Report each line of the entries that includes "seller" by copying it.

(Interface dataset entries)

_____

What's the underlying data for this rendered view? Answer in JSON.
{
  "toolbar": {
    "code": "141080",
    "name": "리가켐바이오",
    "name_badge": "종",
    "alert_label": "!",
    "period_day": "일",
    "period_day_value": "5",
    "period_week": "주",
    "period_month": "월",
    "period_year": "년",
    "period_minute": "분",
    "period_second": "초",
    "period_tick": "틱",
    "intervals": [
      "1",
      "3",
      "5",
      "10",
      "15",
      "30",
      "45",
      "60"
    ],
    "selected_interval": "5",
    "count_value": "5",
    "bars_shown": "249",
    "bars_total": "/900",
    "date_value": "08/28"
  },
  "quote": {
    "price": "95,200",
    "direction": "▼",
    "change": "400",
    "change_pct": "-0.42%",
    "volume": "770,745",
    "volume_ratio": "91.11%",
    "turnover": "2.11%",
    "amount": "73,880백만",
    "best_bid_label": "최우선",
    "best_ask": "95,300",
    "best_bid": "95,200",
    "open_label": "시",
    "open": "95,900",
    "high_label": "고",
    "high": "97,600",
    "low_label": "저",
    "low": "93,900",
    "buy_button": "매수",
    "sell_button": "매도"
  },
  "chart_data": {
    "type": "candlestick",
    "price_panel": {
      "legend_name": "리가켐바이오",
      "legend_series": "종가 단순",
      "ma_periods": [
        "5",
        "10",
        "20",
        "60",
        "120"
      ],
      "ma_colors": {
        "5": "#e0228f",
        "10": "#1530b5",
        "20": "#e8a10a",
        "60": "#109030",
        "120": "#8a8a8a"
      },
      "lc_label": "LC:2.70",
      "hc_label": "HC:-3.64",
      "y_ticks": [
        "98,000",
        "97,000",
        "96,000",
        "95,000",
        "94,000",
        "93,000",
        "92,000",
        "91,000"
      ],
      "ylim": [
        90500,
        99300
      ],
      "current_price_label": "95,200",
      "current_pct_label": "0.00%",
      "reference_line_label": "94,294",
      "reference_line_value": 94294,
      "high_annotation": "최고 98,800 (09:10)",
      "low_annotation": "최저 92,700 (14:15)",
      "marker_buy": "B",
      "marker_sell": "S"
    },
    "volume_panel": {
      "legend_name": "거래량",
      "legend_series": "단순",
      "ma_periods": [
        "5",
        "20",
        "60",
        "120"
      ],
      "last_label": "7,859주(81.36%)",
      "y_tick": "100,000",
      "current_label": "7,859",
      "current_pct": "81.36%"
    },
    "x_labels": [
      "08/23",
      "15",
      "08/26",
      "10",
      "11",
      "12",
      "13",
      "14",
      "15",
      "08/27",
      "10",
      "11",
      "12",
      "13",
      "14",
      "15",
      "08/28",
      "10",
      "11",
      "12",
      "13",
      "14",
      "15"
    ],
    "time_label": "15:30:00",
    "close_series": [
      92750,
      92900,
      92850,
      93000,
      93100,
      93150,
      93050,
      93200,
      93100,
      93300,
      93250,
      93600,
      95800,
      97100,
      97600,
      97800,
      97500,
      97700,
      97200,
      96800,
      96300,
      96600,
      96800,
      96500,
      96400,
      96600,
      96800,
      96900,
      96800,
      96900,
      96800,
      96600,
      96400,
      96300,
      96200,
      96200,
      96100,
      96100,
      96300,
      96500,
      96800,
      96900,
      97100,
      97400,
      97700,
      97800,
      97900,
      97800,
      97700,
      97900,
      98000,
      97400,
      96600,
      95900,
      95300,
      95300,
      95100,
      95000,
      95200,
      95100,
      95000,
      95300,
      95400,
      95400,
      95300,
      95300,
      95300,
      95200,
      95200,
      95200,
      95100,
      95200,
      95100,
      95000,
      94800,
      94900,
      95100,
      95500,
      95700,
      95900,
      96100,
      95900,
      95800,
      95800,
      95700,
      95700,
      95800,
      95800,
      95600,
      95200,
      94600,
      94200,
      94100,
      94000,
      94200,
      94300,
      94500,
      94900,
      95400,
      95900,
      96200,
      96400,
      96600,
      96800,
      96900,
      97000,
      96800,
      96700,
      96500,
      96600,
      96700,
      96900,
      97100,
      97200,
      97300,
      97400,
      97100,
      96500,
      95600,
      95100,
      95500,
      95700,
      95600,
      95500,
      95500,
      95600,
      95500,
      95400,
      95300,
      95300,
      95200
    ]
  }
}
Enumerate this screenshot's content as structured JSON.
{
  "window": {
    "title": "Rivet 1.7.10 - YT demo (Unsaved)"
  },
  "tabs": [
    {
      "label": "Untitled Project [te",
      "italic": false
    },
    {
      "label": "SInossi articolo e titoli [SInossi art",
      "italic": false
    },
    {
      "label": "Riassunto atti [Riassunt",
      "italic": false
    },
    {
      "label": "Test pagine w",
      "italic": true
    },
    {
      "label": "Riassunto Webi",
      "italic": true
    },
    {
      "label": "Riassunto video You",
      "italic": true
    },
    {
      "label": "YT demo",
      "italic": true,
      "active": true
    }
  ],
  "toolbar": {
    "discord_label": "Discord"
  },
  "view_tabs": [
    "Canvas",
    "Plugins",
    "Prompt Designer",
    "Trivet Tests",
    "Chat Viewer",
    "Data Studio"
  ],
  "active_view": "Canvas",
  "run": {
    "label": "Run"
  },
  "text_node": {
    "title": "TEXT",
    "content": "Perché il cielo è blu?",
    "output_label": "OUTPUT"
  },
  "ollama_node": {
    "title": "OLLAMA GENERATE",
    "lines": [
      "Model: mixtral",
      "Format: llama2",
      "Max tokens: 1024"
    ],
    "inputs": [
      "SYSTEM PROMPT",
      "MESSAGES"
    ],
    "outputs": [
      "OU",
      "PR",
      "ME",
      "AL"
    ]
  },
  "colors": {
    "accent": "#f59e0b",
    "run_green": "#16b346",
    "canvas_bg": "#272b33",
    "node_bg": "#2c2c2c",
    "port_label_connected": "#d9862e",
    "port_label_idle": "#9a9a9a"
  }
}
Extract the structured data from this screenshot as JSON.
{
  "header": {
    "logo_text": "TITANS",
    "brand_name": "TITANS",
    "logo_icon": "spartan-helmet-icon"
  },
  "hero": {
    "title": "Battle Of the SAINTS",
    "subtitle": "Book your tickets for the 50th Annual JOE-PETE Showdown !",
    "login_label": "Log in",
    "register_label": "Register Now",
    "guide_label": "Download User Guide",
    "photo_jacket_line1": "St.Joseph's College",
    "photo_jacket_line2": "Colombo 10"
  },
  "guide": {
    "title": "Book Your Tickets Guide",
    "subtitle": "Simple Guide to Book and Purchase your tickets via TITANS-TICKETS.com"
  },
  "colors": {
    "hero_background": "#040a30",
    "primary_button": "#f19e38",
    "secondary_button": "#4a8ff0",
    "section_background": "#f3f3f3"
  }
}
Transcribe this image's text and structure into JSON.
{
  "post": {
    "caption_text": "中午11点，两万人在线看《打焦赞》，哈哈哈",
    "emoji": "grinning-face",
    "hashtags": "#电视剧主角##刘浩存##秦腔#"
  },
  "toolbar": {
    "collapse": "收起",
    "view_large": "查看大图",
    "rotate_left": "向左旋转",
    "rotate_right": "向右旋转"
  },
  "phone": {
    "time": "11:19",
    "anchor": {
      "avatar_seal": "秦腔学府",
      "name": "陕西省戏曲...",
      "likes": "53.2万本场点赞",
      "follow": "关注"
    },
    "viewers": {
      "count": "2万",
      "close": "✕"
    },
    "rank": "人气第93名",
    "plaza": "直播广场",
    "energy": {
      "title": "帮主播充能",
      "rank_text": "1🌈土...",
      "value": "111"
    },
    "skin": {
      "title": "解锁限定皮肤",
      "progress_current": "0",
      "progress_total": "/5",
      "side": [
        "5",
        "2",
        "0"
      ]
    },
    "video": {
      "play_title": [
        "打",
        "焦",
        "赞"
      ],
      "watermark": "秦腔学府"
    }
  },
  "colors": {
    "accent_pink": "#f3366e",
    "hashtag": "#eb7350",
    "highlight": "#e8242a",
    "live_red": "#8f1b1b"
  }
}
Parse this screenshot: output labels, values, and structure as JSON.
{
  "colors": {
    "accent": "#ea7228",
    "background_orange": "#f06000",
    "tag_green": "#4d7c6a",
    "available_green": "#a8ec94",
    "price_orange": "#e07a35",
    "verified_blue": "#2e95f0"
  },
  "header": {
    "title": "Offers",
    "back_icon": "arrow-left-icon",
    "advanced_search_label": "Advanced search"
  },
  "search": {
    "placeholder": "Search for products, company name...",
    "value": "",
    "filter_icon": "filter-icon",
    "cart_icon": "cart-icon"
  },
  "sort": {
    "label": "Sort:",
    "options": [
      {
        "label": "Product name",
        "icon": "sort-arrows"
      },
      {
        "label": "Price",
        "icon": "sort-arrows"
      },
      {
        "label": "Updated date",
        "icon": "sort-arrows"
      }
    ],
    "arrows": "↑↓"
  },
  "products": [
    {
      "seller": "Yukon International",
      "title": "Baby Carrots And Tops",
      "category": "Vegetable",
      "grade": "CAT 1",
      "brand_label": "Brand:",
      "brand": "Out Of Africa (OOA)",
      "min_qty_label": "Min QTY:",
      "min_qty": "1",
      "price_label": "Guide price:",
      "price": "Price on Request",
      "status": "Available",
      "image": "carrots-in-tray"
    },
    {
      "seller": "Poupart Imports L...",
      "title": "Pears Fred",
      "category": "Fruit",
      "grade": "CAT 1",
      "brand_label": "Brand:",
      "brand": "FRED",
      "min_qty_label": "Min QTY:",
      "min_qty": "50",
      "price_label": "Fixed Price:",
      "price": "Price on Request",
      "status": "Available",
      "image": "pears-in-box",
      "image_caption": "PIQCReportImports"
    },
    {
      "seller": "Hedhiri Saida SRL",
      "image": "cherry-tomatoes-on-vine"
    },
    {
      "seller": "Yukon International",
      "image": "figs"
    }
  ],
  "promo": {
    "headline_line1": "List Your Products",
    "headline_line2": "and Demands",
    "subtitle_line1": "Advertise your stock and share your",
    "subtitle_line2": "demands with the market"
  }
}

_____

TASK RESPONSE
      "seller": "Yukon International",
      "seller": "Poupart Imports L...",
      "seller": "Hedhiri Saida SRL",
      "seller": "Yukon International",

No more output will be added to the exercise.